“We love to see materials used in ways that speak to the tradition of the handmade, but has an aesthetic expression that makes the work relevant in the world of design and art—so a balance of the two, however abstract this may seem, is I believe what defines the pieces we are drawn to.” Schjerbeck explains.

KATRINA SCHJERBECK AND KAREN GILBERT. 

KATRINA SCHJERBECK AND KAREN GILBERT. 

The two gallery owners have learned from their interactions with customers, which has led to a subtle shift in the pieces they sell. “Having had the gallery in Healdsburg and understanding our audience and clients has also taken us in a direction that is lighter in heart —more color, movement, wear ability—than darker, larger conceptual pieces,” is how Schjerbeck reminisces on the topic. The impact of the client on the creative dynamic is always a complicated one of give and take.

Being a business goes beyond the customer to being part of the community. Healdsburg’s gentrification, while it has brought in a lot of money, also has significantly changed its character. While Lulo is a fairly new addition, Gilbert and Schjerbeck are comfortable with the knowledge that they are contributing to the town’s traditional values.

“The community is appreciative that a space exists which extends the idea of its cultural integrity,” Schjerbeck remarks. “In light of the wealth which has recently come to Healdsburg on a much larger scale, sustainable communal values are extremely important to the town. We maintain a family business which features regional artists, alongside challenging and avant-garde work—a business inclusive to both locals and tourists and outside the mainstream norm in wine country.”

Gilbert is in the unique position of being a jeweler and glassmaker in addition to her gallery duties, with her work also carried by Lulo. Saddling both realms requires a delicate balancing act which she finds rewarding. “I work in my studio on weekends and here and there during the week,” she muses. “I am in the gallery a couple times a week and at SkLO (her glassmaking company) for day to day operations. It is a busy schedule but it feeds my creativity.”
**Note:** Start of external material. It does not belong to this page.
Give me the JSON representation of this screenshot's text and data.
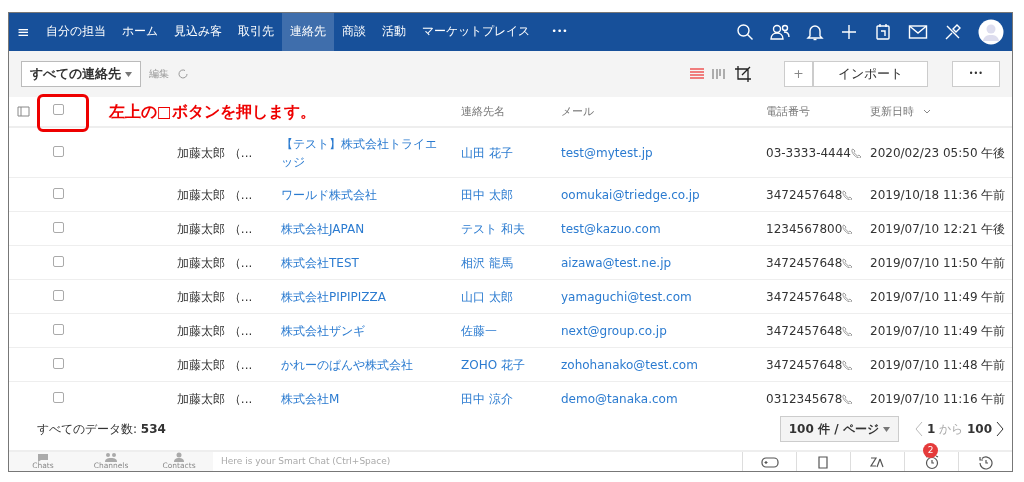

EXHIBITION ROOM ADJACENT TO GALLERY LULO’S ENTRANCE, with cases containing jewelry. Photograph by Adza Aubry.

As an artist, and in running her own design firm, Gilbert has the advantage of being continually exposed to new work, making her a headhunter of sorts for Lulo. “I have the privilege of working in several fields and it gives me insight into what is happening in the art world and the design world,” Gilbert explains. “With SkLO I am traveling around the country and looking at innovative furniture, lighting and accessories. I think a lot about the choices people make to what they want in their home and what is worthy of buying and living with. This helps keep us aware of the work we show in a greater context.”

Good galleries provide an essential function to the dissemination of art. A monolithic group, viewed from the outside, is impenetrable; in this case, any branch of craft media. Sifting through hundreds of artists is a delightful process, but one that few truly have the patience or drive to achieve. A gallery is not just a place to purchase works of beauty; it is an aesthetic collection steered by the sensibility of its curators. To wit, it is a living, breathing ecosystem of art. It is in this vital purpose that Gallery Lulo flourishes, in all its distinct character.

Visit gallerylulo.com for more information on the Gallery. Lulo exhibits new work by jeweler and sculptor Eric Silva in December.

 

      Get Inspired!

 
 

Patrick R. Benesh-Liu is Associate Editor of Ornament and continues to find time to enjoy craft in between writing, travel and tech support. Earlier in 2016 he visited Gallery Lulo in Healdsburg, where he took great delight in the gallery’s impeccable taste and delicate arrangement. This issue he writes on recent MFA graduate Peter Antor, who he crossed paths with at the 2015 SNAG Conference. Benesh-Liu found much to appreciate in Antor, from his views on personal adornment to his thoughtful ruminations on beauty in architecture and design. As Ornament’s reporter, he also provides a zesty compilation of the latest craft News, where you can find out what is happening with art to wear in the global neighborhood.